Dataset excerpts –
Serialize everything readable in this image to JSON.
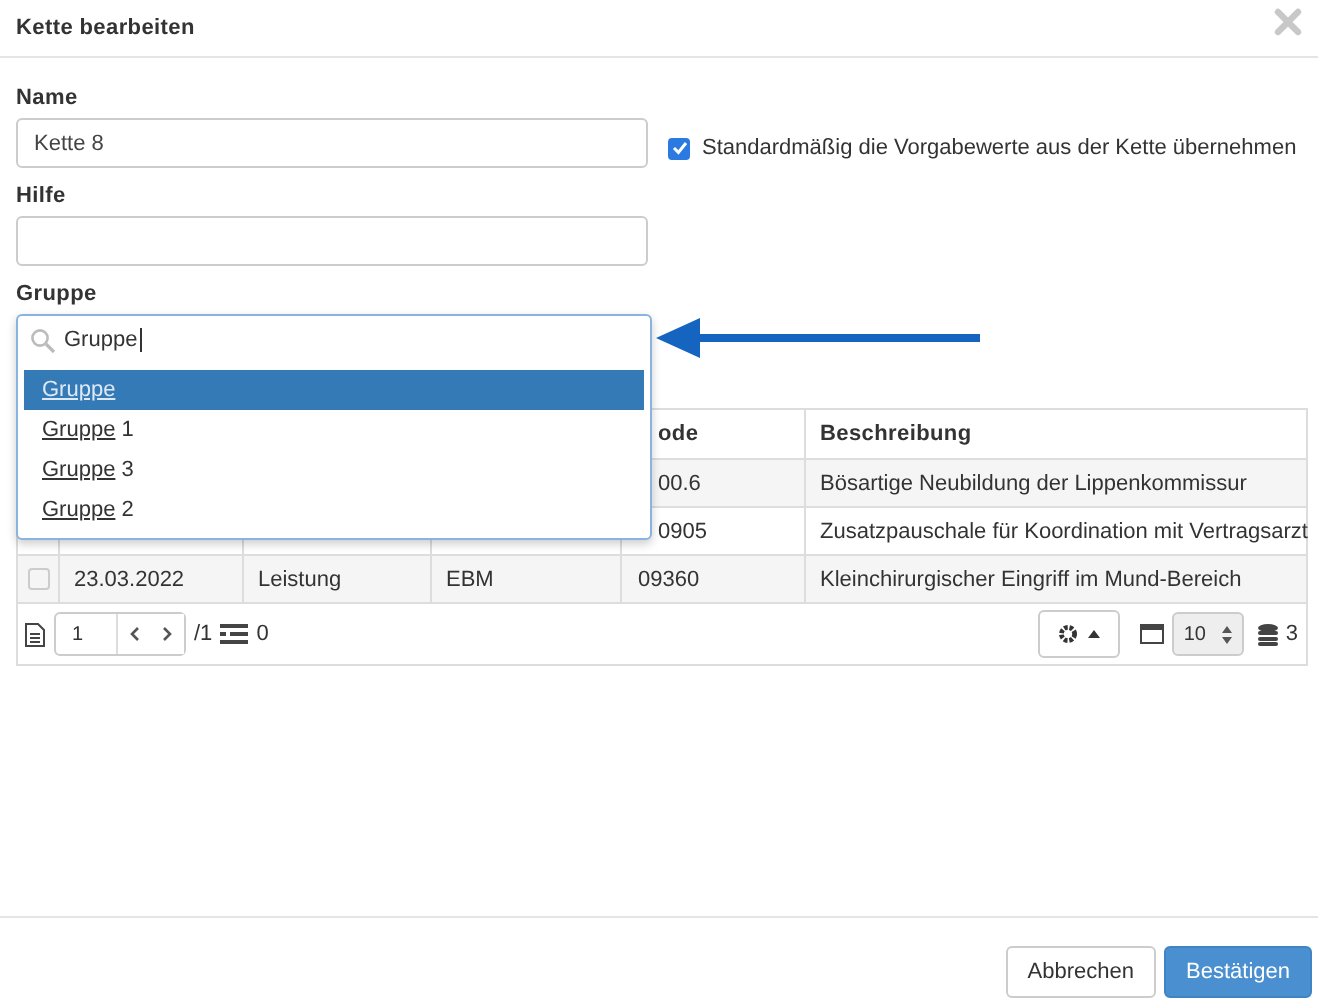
{
  "dialog": {
    "title": "Kette bearbeiten"
  },
  "fields": [
    {
      "label": "Name",
      "value": "Kette 8"
    },
    {
      "label": "Hilfe"
    }
  ],
  "default_option": {
    "label": "Standardmäßig die Vorgabewerte aus der Kette übernehmen",
    "checked": true
  },
  "group": {
    "label": "Gruppe",
    "search_value": "Gruppe",
    "options": [
      {
        "match": "Gruppe",
        "selected": true
      },
      {
        "match": "Gruppe",
        "rest": " 1",
        "selected": false
      },
      {
        "match": "Gruppe",
        "rest": " 3",
        "selected": false
      },
      {
        "match": "Gruppe",
        "rest": " 2",
        "selected": false
      }
    ]
  },
  "table": {
    "header": {
      "column_5": "ode",
      "column_6": "Beschreibung"
    },
    "rows": [
      {
        "column_5": "00.6",
        "column_6": "Bösartige Neubildung der Lippenkommissur"
      },
      {
        "column_5": "0905",
        "column_6": "Zusatzpauschale für Koordination mit Vertragsarzt"
      },
      {
        "checked": false,
        "column_2": "23.03.2022",
        "column_3": "Leistung",
        "column_4": "EBM",
        "column_5": "09360",
        "column_6": "Kleinchirurgischer Eingriff im Mund-Bereich"
      }
    ]
  },
  "pager": {
    "page": "1",
    "total": "/1",
    "selected_count": "0",
    "page_size": "10",
    "record_count": "3"
  },
  "buttons": [
    {
      "label": "Abbrechen",
      "kind": "default"
    },
    {
      "label": "Bestätigen",
      "kind": "primary"
    }
  ]
}
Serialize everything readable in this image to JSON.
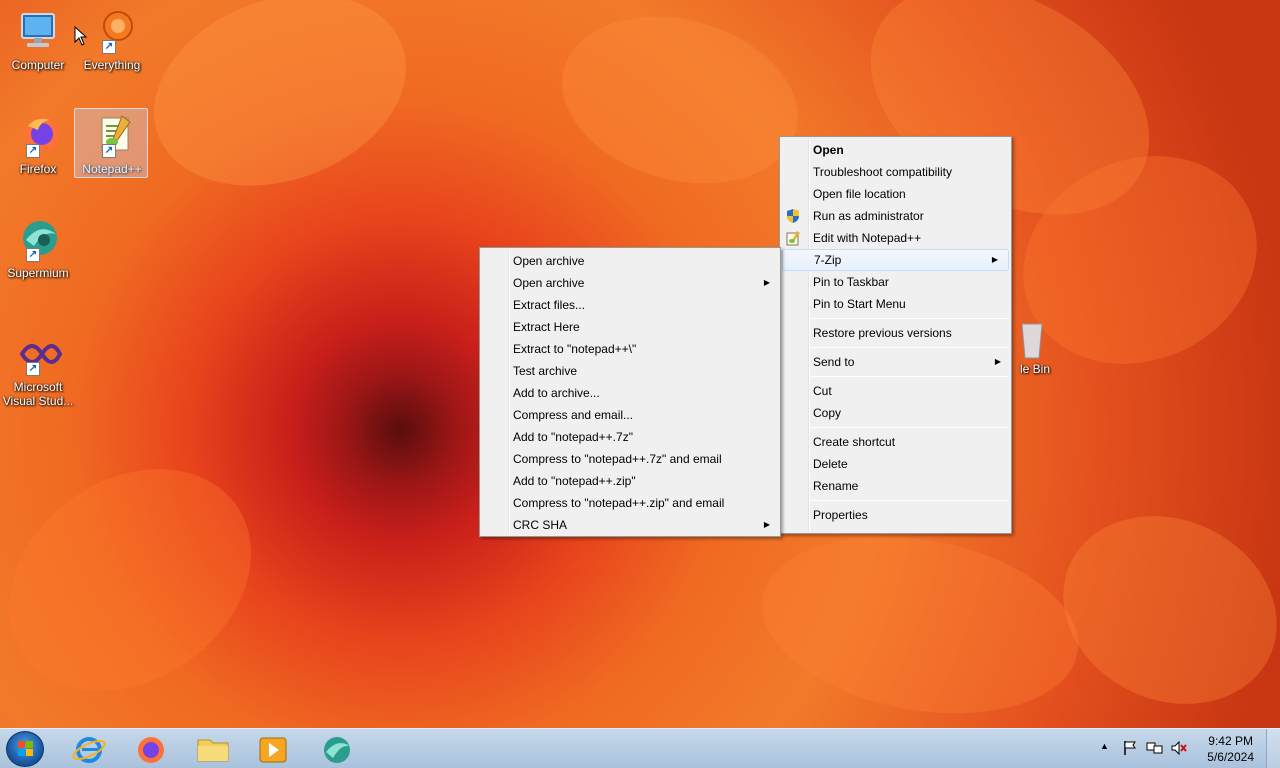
{
  "desktop": {
    "icons": [
      {
        "label": "Computer"
      },
      {
        "label": "Everything"
      },
      {
        "label": "Firefox"
      },
      {
        "label": "Notepad++"
      },
      {
        "label": "Supermium"
      },
      {
        "label": "Microsoft Visual Stud..."
      },
      {
        "label": "le Bin"
      }
    ]
  },
  "main_menu": {
    "items": [
      {
        "label": "Open"
      },
      {
        "label": "Troubleshoot compatibility"
      },
      {
        "label": "Open file location"
      },
      {
        "label": "Run as administrator"
      },
      {
        "label": "Edit with Notepad++"
      },
      {
        "label": "7-Zip"
      },
      {
        "label": "Pin to Taskbar"
      },
      {
        "label": "Pin to Start Menu"
      },
      {
        "label": "Restore previous versions"
      },
      {
        "label": "Send to"
      },
      {
        "label": "Cut"
      },
      {
        "label": "Copy"
      },
      {
        "label": "Create shortcut"
      },
      {
        "label": "Delete"
      },
      {
        "label": "Rename"
      },
      {
        "label": "Properties"
      }
    ]
  },
  "zip_menu": {
    "items": [
      {
        "label": "Open archive"
      },
      {
        "label": "Open archive"
      },
      {
        "label": "Extract files..."
      },
      {
        "label": "Extract Here"
      },
      {
        "label": "Extract to \"notepad++\\\""
      },
      {
        "label": "Test archive"
      },
      {
        "label": "Add to archive..."
      },
      {
        "label": "Compress and email..."
      },
      {
        "label": "Add to \"notepad++.7z\""
      },
      {
        "label": "Compress to \"notepad++.7z\" and email"
      },
      {
        "label": "Add to \"notepad++.zip\""
      },
      {
        "label": "Compress to \"notepad++.zip\" and email"
      },
      {
        "label": "CRC SHA"
      }
    ]
  },
  "taskbar": {
    "clock_time": "9:42 PM",
    "clock_date": "5/6/2024"
  },
  "colors": {
    "wallpaper": "#e8431c",
    "menu_bg": "#f0f0f0",
    "taskbar": "#b8cde3"
  }
}
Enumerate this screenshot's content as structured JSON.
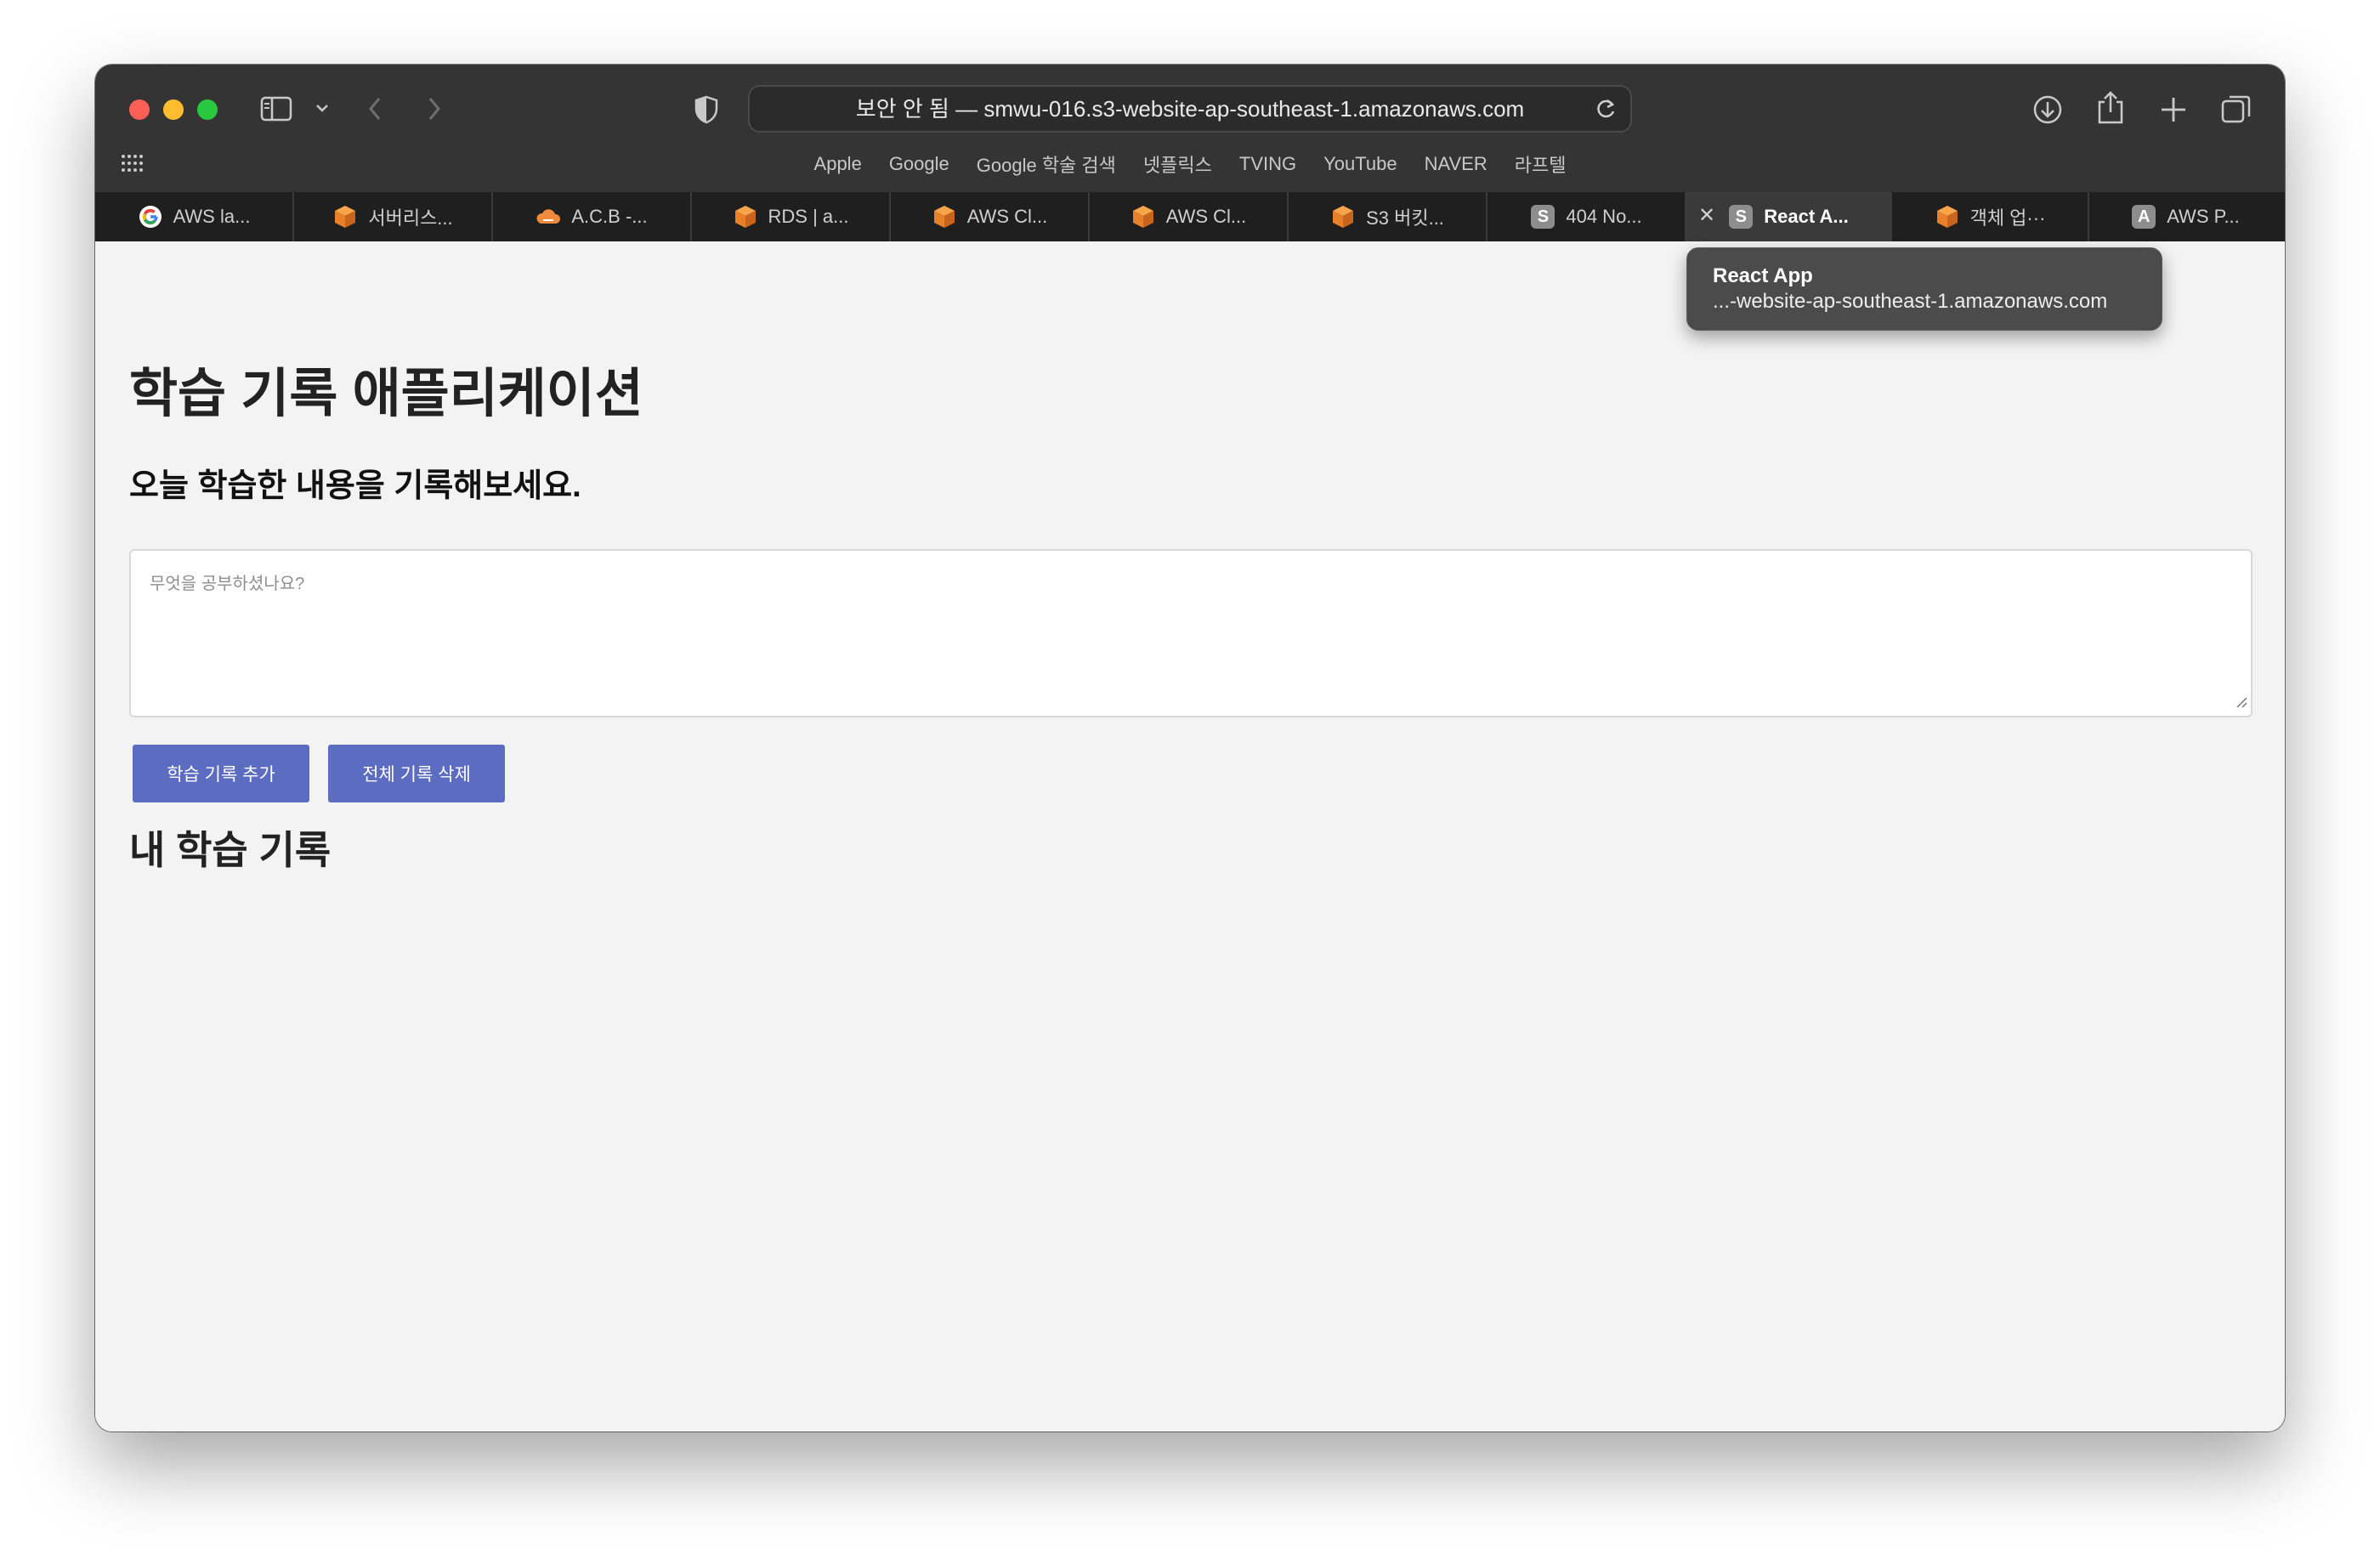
{
  "browser": {
    "address": "보안 안 됨 — smwu-016.s3-website-ap-southeast-1.amazonaws.com",
    "bookmarks": [
      "Apple",
      "Google",
      "Google 학술 검색",
      "넷플릭스",
      "TVING",
      "YouTube",
      "NAVER",
      "라프텔"
    ]
  },
  "tabs": [
    {
      "label": "AWS la...",
      "icon": "google-icon"
    },
    {
      "label": "서버리스...",
      "icon": "aws-cube-icon"
    },
    {
      "label": "A.C.B -...",
      "icon": "cloud-icon"
    },
    {
      "label": "RDS | a...",
      "icon": "aws-cube-icon"
    },
    {
      "label": "AWS Cl...",
      "icon": "aws-cube-icon"
    },
    {
      "label": "AWS Cl...",
      "icon": "aws-cube-icon"
    },
    {
      "label": "S3 버킷...",
      "icon": "aws-cube-icon"
    },
    {
      "label": "404 No...",
      "icon": "letter-s-icon",
      "letter": "S"
    },
    {
      "label": "React A...",
      "icon": "letter-s-icon",
      "letter": "S",
      "active": true
    },
    {
      "label": "객체 업···",
      "icon": "aws-cube-icon"
    },
    {
      "label": "AWS P...",
      "icon": "letter-a-icon",
      "letter": "A"
    }
  ],
  "tooltip": {
    "title": "React App",
    "url": "...-website-ap-southeast-1.amazonaws.com"
  },
  "page": {
    "title": "학습 기록 애플리케이션",
    "subtitle": "오늘 학습한 내용을 기록해보세요.",
    "input_placeholder": "무엇을 공부하셨나요?",
    "add_button": "학습 기록 추가",
    "delete_button": "전체 기록 삭제",
    "records_heading": "내 학습 기록"
  },
  "colors": {
    "button": "#5b6cc1",
    "toolbar": "#343434",
    "tabbar": "#1f1f1f",
    "page_bg": "#f3f3f3"
  }
}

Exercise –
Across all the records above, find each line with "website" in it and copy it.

Reply to the task –
    "address": "보안 안 됨 — smwu-016.s3-website-ap-southeast-1.amazonaws.com",
    "url": "...-website-ap-southeast-1.amazonaws.com"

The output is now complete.